We returned to Pembrokeshire for our next short walk walk of the coast path between the popular resort towns of Saundersfoot and Tenby, a distance of just under 5 miles. This walk starts at Coppet Hall Beach car park for details of the facilities available at this site.
From the car park we walked out onto the wide sandy beach. There are great views across Carmarthen Bay and to the west is the notable silhouette landmark rocks of Monkstone Point.
We walked around to Saundersfoot beach then followed the coast path route on the main road out of the town towards The Glen, at the top of the hill overlooking Saundersfoot. From the roadside offers a great view across the wide beach and Bay, the blustery conditions on the day creating quite a scene of white crest waves rolling onto Saundersfoot’s golden sands.
At the end of The Glen, the path enters Rhode Wood and there’s quite a climb uphill to high ground on a rough stony track continuing through Swallow Tree Woods. As the path winds it’s way hugging the tops of heavily wooded cliffs there are occasional views of the sea and the rocky shoreline below.
The path trails down to Swallow Tree Bay, a small scenic pebble cove with a little bit of history attached to this place. On a nearby bench is a commemorative plaque dedicated to the work of Lord Merthyr in creating the Pembrokeshire Coast Path and noting it was formally opened at this point by Wynford Vaughan Thomas in 1970. The path has since become one of the most highly rated walking routes in the world and I wonder how many thousands of people have passed by this point in the near 50 years since that date, thanks to those visionaries who planned the National trail all those years ago.
There’s another climb uphill before reaching a break in the trees at a high point which offers a fine panoramic view of Saundersfoot Bay and Wiseman’s Bridge in the distance.
We walked on to Trevayne then to Monkstone Wood, a very scenic section of woodland as dappled sunlight highlighted the ground carpeted with spring bluebells. The path is undulating with some climbs and descents towards the prominent headland, Monkstone Point. At the top of the headland is an opportunity to leave the official coast path, a set of steps lead downhill through a steeply wooded slope, to a magnificent secluded beach.

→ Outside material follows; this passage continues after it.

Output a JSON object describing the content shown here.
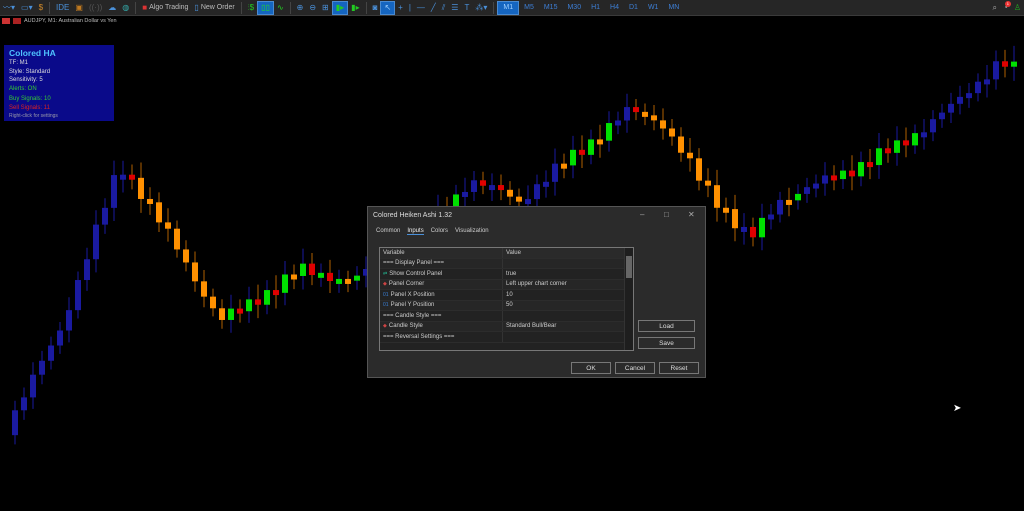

About halfway down the slope is a tree which appears to have been struck by lightning or storm damaged in the past and has taken on a dramatic form. It’s massive gnarled branches contort and twist in all directions.
Monkstone Beach is very scenic, a band of multi coloured rocks and huge pebbles embedded in the sands and the Monkstone rock feature to the east.
It was a very blustery day and looking westwards towards Tenby, the choppy sea and churning waves topped with white foam sea spray crashing in at the rocky shoreline created quite a scene with the townscape in the distance.
Climbing back up the steps certainly raises the heart rate but on rejoining there’s a lovely countryside section as the path crosses open fields and then meanders through more woodland. Lodge Valley is particularly scenic as the path winds down a hillside through woodland with dappled shade and sunlight highlighting the spring wildflowers covering the adjacent slopes.
Crossing a stream, it’s then a steep climb to reach high ground and as the path turns inland, there’s a super outlook of the waves thundering in at the cliffs below and Monkstone Point.
It’s then a pleasant walk across countryside fields with views of Tenby in the distance before heading inland downhill to Rowston Dingle and the pretty valley of a Waterwynch Bay.
The next section of path is uphill and concrete grids which are undoubtedly the worst surface we have yet encountered on the coast path.
On reaching the top of this slope, thankfully the concrete ends and there’s a waymarker to an open space viewpoint area, ‘Allen’s View’. The area is in the care of Tenby Civic Society and was landscaped from the 1930s onwards with some magnificent Monterey Pines and many established mature trees that make it a pleasant enough spot though the views to Tenby and the coast are not that great. There are a number of wood carvings depicting various birds, skilfully carved from trunks of felled trees which add some interest.
A set of steep steps lead down onto North Beach where some conveniently situated rocks at the back of the beach provide a good place to take a break and relax with a view of the beach and the rolling waves.
We finished by walking along to the picturesque harbour area then up into the town for a wander before finding a pub for some essential refuelling with suitable liquid refreshment.